╭──
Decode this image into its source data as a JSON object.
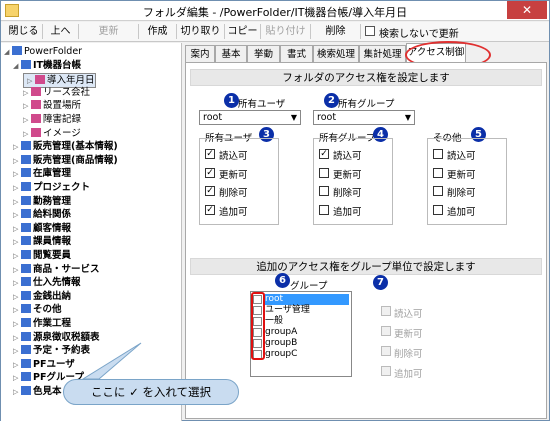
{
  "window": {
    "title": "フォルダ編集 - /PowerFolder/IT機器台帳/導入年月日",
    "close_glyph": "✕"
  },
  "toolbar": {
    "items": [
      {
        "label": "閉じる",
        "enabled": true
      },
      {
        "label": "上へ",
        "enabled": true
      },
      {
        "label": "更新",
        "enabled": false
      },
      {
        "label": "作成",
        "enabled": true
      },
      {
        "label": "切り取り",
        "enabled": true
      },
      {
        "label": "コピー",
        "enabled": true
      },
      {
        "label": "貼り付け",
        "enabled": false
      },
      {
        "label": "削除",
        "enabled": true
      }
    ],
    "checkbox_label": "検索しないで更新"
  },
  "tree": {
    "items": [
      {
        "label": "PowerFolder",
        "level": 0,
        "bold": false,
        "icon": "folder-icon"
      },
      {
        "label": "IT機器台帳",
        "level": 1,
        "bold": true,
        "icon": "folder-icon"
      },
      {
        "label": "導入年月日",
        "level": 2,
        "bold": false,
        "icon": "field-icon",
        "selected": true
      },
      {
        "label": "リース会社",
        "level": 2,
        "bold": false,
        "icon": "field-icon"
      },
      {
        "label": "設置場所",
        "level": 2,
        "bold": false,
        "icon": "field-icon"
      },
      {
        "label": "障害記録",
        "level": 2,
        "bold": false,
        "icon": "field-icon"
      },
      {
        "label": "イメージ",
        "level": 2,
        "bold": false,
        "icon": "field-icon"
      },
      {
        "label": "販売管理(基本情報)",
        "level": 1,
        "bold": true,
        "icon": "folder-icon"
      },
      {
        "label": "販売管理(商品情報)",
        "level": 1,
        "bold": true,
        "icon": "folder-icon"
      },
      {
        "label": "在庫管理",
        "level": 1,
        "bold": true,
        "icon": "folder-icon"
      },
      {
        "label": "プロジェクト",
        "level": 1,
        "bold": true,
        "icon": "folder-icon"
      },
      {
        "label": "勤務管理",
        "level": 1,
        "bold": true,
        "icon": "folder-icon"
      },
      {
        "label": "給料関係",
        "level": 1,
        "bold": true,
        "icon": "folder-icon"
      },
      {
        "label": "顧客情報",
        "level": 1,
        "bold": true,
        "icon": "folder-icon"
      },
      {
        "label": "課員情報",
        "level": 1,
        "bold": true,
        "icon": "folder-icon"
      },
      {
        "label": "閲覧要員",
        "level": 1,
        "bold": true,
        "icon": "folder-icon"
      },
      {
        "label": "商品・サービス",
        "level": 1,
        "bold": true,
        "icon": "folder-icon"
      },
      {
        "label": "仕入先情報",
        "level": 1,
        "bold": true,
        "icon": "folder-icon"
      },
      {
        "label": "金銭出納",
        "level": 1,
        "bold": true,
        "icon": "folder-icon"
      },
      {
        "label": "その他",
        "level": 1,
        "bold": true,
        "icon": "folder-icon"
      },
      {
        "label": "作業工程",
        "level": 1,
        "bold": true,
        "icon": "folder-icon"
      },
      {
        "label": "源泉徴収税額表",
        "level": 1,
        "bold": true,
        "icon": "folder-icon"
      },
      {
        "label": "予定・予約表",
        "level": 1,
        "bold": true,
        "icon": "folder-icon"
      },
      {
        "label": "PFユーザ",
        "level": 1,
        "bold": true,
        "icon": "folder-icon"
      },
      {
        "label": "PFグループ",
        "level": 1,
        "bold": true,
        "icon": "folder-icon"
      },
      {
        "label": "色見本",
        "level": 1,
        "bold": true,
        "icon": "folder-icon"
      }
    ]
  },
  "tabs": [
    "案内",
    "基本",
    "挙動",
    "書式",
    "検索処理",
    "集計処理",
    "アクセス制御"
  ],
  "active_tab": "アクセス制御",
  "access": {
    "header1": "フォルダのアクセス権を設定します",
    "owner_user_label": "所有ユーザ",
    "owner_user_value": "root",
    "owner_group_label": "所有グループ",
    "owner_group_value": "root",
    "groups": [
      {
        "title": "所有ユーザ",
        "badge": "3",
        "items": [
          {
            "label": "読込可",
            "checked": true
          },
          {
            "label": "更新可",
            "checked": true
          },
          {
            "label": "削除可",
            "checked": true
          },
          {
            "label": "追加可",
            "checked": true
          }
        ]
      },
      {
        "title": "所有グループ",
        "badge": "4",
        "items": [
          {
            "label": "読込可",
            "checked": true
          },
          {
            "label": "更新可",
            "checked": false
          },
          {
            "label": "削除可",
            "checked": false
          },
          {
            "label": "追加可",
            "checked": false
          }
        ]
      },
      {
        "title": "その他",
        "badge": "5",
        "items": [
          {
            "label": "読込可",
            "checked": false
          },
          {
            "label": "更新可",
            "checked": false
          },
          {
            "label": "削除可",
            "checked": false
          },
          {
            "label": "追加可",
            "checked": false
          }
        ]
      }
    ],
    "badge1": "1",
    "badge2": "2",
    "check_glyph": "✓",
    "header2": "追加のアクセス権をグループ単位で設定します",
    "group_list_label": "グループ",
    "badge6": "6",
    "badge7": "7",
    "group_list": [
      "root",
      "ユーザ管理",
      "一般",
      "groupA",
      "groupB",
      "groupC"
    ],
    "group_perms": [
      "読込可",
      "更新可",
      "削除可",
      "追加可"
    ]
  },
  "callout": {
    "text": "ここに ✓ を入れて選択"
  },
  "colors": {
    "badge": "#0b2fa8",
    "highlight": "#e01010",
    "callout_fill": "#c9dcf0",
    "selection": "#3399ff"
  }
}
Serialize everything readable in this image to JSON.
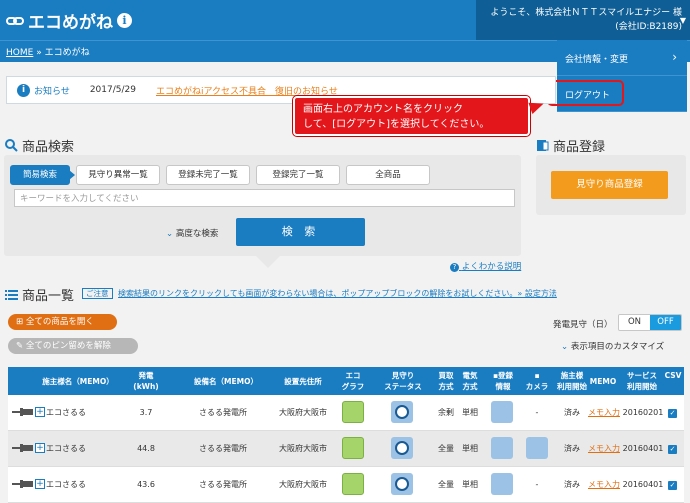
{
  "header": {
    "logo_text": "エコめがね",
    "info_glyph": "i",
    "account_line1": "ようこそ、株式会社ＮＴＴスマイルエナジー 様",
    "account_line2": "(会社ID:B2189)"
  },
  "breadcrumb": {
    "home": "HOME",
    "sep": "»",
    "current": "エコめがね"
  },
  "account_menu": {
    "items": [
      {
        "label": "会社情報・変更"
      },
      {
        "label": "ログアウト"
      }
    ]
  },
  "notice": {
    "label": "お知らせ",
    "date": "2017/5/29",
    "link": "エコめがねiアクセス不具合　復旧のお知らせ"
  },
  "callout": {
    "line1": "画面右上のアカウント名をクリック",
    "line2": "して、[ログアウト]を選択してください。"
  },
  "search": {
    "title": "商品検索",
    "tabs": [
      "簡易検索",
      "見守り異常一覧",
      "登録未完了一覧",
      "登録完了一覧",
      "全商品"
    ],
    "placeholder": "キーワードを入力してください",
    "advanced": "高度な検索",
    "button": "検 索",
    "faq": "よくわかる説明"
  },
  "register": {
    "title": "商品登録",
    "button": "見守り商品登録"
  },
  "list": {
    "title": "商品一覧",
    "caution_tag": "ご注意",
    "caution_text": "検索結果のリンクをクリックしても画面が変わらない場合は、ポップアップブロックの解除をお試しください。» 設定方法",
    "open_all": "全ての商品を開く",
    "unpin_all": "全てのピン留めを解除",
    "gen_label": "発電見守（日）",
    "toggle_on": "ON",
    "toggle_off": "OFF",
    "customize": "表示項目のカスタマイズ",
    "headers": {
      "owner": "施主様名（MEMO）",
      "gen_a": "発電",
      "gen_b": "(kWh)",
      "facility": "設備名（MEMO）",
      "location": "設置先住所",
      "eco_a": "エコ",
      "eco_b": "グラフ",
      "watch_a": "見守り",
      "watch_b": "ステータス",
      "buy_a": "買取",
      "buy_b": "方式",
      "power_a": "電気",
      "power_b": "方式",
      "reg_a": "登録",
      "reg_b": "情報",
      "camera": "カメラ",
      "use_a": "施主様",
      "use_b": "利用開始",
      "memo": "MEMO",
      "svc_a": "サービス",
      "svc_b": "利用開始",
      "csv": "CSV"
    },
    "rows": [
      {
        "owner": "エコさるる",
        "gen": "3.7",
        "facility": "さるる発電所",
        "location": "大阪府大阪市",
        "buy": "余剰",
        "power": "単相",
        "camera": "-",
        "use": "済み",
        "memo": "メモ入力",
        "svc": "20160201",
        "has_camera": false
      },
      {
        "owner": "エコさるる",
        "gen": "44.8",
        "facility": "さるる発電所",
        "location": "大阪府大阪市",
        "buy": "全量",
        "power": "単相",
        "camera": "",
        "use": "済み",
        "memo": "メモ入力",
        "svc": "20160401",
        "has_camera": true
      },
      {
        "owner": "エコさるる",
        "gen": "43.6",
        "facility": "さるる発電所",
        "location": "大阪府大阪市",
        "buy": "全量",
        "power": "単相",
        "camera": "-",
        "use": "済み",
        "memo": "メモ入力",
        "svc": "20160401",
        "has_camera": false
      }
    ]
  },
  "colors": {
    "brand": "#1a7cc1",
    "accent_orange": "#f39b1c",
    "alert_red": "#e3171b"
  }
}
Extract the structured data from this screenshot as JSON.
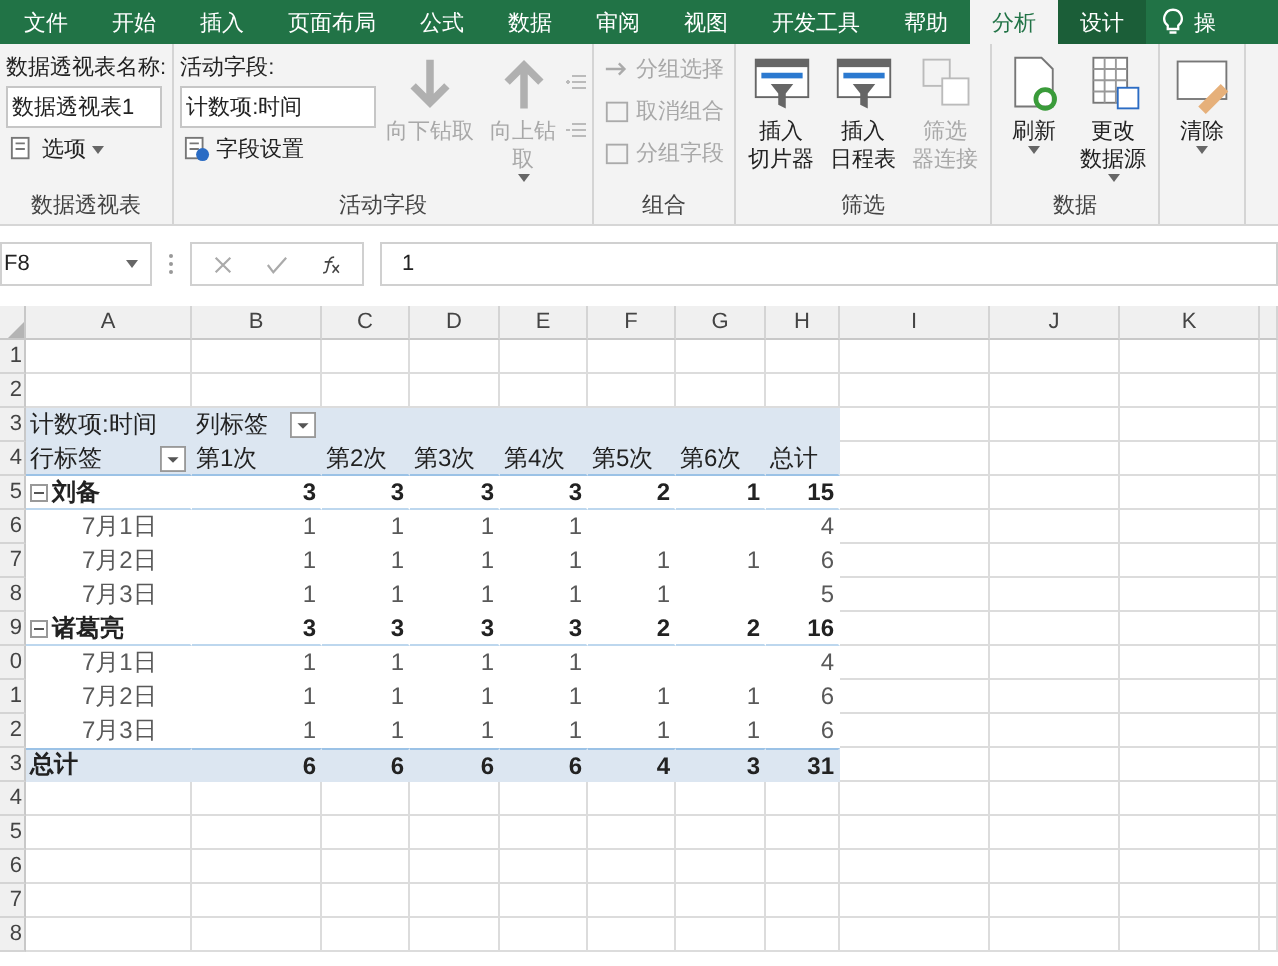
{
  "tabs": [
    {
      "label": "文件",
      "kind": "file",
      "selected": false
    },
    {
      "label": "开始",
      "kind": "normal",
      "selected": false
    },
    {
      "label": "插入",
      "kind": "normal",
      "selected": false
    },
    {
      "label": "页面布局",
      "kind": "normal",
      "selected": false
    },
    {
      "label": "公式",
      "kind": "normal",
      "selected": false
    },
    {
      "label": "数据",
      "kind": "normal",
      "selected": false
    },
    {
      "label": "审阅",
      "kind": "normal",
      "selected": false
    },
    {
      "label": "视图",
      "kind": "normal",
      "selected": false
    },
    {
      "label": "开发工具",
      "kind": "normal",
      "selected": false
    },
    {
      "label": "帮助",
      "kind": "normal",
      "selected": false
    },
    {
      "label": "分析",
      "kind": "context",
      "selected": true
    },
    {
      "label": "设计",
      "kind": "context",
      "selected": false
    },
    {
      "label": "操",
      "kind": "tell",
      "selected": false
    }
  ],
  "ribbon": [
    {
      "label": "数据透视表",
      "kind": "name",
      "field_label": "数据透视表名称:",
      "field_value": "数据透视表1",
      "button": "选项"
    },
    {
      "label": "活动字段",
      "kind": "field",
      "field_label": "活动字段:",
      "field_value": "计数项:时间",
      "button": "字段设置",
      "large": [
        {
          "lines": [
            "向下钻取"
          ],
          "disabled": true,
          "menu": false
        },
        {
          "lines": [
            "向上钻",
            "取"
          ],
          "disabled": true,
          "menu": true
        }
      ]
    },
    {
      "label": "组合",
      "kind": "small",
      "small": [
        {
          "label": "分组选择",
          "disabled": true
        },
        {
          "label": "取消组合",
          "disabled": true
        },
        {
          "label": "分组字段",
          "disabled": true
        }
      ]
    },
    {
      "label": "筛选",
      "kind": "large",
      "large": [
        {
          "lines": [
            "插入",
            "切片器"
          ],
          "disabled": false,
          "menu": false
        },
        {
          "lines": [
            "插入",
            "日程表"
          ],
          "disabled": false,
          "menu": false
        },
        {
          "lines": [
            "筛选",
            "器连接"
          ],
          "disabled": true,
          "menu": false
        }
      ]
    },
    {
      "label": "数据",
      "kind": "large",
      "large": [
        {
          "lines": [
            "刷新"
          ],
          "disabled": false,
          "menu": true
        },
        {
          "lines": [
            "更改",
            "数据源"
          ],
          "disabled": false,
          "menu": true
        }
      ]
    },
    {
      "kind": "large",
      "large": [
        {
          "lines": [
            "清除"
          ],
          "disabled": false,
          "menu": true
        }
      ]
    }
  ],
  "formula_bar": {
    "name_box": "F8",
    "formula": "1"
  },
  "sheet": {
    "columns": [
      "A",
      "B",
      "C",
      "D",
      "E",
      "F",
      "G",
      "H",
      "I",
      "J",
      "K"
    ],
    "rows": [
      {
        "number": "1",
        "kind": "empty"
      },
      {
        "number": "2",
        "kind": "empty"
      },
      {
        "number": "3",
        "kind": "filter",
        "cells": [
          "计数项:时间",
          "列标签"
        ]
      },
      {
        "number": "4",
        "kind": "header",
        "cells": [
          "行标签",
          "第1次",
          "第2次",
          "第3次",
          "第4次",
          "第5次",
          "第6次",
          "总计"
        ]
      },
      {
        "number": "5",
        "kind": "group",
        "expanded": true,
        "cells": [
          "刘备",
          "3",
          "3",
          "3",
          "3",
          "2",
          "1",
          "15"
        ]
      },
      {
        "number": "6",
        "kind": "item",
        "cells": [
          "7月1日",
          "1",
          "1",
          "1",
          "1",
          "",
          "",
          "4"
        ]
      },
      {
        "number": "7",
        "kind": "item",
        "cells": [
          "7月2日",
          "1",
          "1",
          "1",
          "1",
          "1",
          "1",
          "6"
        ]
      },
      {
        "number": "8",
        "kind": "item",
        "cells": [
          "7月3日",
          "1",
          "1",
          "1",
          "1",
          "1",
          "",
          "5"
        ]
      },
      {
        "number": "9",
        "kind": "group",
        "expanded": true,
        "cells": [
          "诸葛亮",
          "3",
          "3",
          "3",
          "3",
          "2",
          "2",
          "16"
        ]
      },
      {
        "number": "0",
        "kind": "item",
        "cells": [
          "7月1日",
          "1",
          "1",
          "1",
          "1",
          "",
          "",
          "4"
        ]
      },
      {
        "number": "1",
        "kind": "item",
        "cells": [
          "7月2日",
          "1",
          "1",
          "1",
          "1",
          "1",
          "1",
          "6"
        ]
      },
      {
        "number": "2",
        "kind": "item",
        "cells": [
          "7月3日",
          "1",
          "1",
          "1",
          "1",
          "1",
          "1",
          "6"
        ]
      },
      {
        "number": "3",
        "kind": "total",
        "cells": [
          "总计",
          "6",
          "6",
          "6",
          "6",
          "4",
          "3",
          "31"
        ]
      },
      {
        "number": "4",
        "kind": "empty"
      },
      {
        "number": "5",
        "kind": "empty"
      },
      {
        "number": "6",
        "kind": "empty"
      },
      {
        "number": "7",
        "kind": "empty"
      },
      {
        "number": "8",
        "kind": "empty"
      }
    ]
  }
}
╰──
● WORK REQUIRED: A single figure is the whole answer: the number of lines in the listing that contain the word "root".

● PROBLEM SOLUTION: 3